The sequence of prime numbers never ends. It can get harder and harder to find prime numbers, but there will always be an even larger one. This was first proven by the Ancient Greek mathematician Euclid. The longest prime number we know of is 22 million digits long.

**There is no efficient formula for calculating prime numbers**

Mathematicians have devised several ways of encoding or looking for prime numbers, but none of them are very efficient. This is one of the things that makes prime numbers so attracticve. We don’t know when and how prime numbers occur, we can just calculate them.

**1 is not technically a prime number**
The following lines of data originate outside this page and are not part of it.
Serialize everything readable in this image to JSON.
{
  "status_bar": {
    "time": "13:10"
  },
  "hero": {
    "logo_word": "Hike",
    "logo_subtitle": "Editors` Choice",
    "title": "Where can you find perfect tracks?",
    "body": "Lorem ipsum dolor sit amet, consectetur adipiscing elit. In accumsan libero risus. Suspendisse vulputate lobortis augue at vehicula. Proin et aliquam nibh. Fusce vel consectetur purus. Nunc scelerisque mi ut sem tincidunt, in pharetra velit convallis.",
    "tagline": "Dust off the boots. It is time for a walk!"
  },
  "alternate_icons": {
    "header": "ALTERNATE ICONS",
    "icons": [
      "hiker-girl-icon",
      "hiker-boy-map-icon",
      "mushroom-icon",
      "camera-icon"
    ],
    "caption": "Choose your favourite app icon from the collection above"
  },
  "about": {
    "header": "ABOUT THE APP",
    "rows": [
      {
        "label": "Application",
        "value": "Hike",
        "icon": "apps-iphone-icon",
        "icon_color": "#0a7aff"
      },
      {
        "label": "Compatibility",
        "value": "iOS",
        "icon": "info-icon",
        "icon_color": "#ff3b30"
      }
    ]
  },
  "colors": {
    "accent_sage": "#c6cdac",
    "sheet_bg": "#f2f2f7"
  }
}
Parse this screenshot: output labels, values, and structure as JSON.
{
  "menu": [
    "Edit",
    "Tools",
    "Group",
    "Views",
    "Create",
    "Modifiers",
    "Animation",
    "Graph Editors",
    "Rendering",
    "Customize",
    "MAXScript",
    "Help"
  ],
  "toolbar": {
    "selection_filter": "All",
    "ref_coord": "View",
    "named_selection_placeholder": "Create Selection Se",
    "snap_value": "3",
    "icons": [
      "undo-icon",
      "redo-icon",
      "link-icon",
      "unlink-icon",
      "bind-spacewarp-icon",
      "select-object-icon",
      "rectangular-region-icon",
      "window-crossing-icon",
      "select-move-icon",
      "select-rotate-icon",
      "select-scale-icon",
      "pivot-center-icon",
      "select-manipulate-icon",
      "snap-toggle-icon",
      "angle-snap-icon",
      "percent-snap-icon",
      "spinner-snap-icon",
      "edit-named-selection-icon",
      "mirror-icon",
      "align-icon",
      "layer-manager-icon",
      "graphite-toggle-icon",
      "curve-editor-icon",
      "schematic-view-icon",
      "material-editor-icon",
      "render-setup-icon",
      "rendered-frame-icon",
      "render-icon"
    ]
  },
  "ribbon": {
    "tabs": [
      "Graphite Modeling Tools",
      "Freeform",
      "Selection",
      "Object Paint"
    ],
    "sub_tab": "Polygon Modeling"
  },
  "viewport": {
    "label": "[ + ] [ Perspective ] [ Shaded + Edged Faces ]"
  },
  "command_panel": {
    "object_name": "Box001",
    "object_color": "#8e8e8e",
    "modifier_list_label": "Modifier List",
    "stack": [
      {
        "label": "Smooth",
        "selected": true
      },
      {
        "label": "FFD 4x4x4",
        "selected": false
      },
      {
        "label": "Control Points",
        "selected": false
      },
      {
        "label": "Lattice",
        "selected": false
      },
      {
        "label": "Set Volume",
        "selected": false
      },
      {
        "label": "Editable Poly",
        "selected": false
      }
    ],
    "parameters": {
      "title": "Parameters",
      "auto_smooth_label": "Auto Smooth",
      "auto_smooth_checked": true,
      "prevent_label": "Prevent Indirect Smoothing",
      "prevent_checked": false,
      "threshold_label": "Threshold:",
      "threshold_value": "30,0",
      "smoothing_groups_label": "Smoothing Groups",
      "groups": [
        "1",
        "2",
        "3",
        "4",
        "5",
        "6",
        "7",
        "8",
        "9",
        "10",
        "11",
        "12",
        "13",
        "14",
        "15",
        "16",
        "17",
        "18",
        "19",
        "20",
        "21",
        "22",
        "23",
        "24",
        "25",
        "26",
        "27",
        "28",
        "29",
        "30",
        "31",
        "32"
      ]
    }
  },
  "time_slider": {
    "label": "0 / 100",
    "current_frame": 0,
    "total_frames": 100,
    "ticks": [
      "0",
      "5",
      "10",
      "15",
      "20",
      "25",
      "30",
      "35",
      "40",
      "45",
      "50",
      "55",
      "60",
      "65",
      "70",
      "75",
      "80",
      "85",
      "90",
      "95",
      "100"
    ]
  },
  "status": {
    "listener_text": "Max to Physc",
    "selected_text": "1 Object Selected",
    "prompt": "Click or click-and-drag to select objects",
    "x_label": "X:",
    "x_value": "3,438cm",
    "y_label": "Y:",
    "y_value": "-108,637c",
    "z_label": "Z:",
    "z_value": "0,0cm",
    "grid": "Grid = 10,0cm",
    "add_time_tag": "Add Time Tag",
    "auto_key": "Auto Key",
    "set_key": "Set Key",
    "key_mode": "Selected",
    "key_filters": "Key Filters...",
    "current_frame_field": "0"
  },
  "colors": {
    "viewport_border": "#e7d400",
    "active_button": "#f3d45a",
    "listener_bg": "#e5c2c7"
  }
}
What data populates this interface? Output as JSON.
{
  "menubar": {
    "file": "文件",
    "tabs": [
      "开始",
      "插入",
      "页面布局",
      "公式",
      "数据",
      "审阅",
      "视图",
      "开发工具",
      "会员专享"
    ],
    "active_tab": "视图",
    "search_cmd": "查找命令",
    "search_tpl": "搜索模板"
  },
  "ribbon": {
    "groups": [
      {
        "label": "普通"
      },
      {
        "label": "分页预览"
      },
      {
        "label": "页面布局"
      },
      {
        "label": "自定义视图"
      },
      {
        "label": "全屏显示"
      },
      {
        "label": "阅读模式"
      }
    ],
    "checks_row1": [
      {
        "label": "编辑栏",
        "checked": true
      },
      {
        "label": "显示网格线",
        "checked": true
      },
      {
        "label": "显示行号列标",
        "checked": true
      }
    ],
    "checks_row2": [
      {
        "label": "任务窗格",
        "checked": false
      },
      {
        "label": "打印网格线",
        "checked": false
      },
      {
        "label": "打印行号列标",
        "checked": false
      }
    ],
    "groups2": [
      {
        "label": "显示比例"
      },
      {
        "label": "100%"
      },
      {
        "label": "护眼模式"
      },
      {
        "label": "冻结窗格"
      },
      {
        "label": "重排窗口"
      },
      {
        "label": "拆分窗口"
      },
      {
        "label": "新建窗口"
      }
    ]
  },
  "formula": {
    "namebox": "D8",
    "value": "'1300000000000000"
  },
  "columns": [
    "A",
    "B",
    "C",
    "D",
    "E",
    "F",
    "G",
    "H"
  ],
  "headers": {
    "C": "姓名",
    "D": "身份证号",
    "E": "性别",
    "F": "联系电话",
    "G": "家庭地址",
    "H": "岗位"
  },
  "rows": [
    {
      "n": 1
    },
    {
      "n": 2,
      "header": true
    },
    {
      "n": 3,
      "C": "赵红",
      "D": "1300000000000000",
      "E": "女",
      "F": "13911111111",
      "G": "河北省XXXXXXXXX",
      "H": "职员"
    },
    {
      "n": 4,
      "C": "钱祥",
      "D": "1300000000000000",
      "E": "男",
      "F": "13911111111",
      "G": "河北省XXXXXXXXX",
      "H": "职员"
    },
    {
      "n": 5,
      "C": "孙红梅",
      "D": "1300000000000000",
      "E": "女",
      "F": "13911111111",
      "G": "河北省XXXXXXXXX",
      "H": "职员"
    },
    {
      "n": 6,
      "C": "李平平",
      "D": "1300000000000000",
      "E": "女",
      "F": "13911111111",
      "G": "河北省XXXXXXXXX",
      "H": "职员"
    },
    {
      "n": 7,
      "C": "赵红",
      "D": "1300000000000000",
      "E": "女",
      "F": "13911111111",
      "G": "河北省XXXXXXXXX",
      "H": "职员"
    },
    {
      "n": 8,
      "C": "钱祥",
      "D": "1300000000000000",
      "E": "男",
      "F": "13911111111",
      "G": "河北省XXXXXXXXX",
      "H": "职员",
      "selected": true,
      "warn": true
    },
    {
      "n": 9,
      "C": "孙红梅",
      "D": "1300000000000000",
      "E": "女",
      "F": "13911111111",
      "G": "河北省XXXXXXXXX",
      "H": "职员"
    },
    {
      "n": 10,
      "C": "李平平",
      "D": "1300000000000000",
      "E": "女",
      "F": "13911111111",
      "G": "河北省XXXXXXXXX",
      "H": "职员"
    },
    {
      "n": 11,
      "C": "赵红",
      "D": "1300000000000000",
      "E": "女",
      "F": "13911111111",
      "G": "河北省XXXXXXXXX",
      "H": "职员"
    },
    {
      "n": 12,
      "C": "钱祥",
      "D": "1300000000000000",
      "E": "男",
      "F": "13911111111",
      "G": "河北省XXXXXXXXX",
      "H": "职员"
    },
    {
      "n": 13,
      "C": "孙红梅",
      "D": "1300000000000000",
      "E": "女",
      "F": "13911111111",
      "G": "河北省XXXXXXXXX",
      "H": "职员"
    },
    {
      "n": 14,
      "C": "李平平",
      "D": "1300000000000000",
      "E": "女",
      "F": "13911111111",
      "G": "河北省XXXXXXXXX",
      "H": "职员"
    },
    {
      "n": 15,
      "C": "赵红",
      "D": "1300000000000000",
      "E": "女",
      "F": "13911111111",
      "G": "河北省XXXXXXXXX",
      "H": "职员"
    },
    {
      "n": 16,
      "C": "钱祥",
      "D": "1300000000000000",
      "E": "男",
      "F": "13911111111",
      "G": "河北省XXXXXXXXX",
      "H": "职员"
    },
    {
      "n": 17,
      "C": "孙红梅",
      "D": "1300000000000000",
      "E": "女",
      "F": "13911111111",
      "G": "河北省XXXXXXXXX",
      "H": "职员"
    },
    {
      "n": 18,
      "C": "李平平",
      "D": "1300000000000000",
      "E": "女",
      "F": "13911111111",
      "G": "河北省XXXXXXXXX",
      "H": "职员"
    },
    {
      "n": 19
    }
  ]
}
This sometimes starts weird debates and is not truly consequential, but 1 is not typically considered a prime number. There’s no strict reason for that, however. Ancient Greeks (and Arabic mathematicians as well) did not consider 1 to be a number in the sense that all other numbers are — it was more a unit for numbers than a number itself. In the 18th and 19th centuries, some mathematicians considered it prime, while others did not. Nowadays, we don’t really consider it a prime, if only for the fact that we would have to rewrite the definition of prime numbers in a way that’s more awkward.

**Numbers can be prime among themselves (but not technically primes)**

Two numbers that don’t have any common divisors are considered to be ‘coprime’ — and this doesn’t really mean that they are really primes (though they can be). For instance, the numbers 25 and 4 are coprimes, because 25=5×5, while 4=2×2, and they have common divisors.

### History of prime numbers

You may think that prime numbers are a modern quirk that mathematicians came up with, but they’ve actually fascinated people for centuries — nay, millennia. An Egyptian papyrus dating from 3,550 years ago references prime numbers, and Euclid’s landmark *Elements *work demonstrates that there are infinitely many prime numbers. Several well-known Greek mathematicians dealt with prime numbers, including Eratosthenes, whose sieve we’ve just looked at.

Coincidentally or not, the period in which people didn’t seem really interested in prime numbers is a period we now call the Dark Ages. Some Islamic mathematicians looked at prime numbers, which Fibonacci brought to Europe, translating and analyzing the work. After that, most brilliant mathematicians looked at prime numbers: Pierre de Fermat stated (but did not prove) Fermat’s little theorem, which was later proved by Leibniz and Euler.

Many mathematicians have also tried to find ways to predict the emergence of prime numbers, but this has proven a hidden Graal. Since 1951, all the largest known prime numbers have been discovered using computers.

### Why prime numbers matter so much

For a very long time, prime numbers were canonical and pure — a quirk of mathematics, but with little significance outside of mathematics. Now, we know this to be untrue and prime numbers have important applications in several fields.

For instance, the number of cogs on two gears is often chosen to prime among themselves, to create an even contact between every cog of both wheels and avoid unnecessary wear and damage — but this is not technically an application of prime numbers.

The moment when primes became really important was in the 1970s when it was first announced that prime numbers could serve as the basis of public-key cryptography algorithms. In other words, every time you use the internet to send an encrypted message (like you probably do daily), it uses an algorithm based on prime numbers, specifically because they’re so mysterious and hard to assess.

Prime numbers also play a part in fields such as quantum mechanics and abstract algebra. Perhaps even more intriguing, prime numbers have been shown to also play a role for some biological species. The cicadas of the genus Magicicada, for instance, spend most of their time as grubs beneath the ground. They emerge after 7, 13, or 17 years — all prime numbers. This is not a coincidence, biologists believe: cicadas emerge in this fashion to prevent predators from synchronizing with their lifecycle. In addition to the many applications of prime numbers in mathematics, modern research seems to indicate that at least in some cases, prime numbers also play a role in other fields.

Prime number research is far from over. Undoubtedly, there are many more prime mysteries waiting to be uncovered — this is only scratching the surface.